### [Task requirements]
Your task is to copy each line of the material that holds the word "snapshot".

### [Data for this task]
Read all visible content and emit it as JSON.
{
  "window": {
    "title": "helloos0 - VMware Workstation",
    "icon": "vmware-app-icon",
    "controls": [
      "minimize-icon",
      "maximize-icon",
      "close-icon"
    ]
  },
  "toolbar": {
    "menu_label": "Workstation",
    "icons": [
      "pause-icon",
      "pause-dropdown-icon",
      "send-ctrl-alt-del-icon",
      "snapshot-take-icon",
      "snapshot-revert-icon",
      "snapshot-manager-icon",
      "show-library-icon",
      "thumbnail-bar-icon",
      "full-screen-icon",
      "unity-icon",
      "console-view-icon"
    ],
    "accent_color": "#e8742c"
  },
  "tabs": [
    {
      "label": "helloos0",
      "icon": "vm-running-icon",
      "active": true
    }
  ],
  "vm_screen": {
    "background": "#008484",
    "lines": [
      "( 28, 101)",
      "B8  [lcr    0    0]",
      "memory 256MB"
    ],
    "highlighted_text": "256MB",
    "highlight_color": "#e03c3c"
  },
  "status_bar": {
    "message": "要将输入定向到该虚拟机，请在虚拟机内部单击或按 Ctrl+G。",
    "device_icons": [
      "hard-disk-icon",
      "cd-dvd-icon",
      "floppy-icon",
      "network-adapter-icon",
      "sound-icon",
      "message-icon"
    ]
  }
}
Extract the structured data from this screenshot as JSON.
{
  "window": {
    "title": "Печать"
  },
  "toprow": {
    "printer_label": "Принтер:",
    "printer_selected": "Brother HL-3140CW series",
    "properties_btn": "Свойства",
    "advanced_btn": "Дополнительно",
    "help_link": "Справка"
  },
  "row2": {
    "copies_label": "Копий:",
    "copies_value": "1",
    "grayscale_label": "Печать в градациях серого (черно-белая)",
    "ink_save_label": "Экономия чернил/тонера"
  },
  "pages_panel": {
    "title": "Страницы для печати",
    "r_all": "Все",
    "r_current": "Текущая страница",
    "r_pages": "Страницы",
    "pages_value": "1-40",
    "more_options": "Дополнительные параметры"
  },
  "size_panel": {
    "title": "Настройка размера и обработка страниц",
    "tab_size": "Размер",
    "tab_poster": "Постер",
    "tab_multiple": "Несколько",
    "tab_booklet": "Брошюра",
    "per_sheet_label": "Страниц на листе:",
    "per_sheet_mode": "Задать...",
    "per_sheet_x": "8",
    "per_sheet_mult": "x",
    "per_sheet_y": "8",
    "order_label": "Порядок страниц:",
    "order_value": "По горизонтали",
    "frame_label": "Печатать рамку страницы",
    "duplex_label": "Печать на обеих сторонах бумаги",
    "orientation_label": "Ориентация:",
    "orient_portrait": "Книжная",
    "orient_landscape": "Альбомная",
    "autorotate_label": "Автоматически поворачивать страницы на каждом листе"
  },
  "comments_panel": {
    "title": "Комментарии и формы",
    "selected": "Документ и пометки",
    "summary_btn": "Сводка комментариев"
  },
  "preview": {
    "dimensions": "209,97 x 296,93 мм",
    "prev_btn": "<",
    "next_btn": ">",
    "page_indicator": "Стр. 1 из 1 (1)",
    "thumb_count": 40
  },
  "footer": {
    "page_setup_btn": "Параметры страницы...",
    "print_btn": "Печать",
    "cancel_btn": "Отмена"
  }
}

### [Exercise answer]
      "snapshot-take-icon",
      "snapshot-revert-icon",
      "snapshot-manager-icon",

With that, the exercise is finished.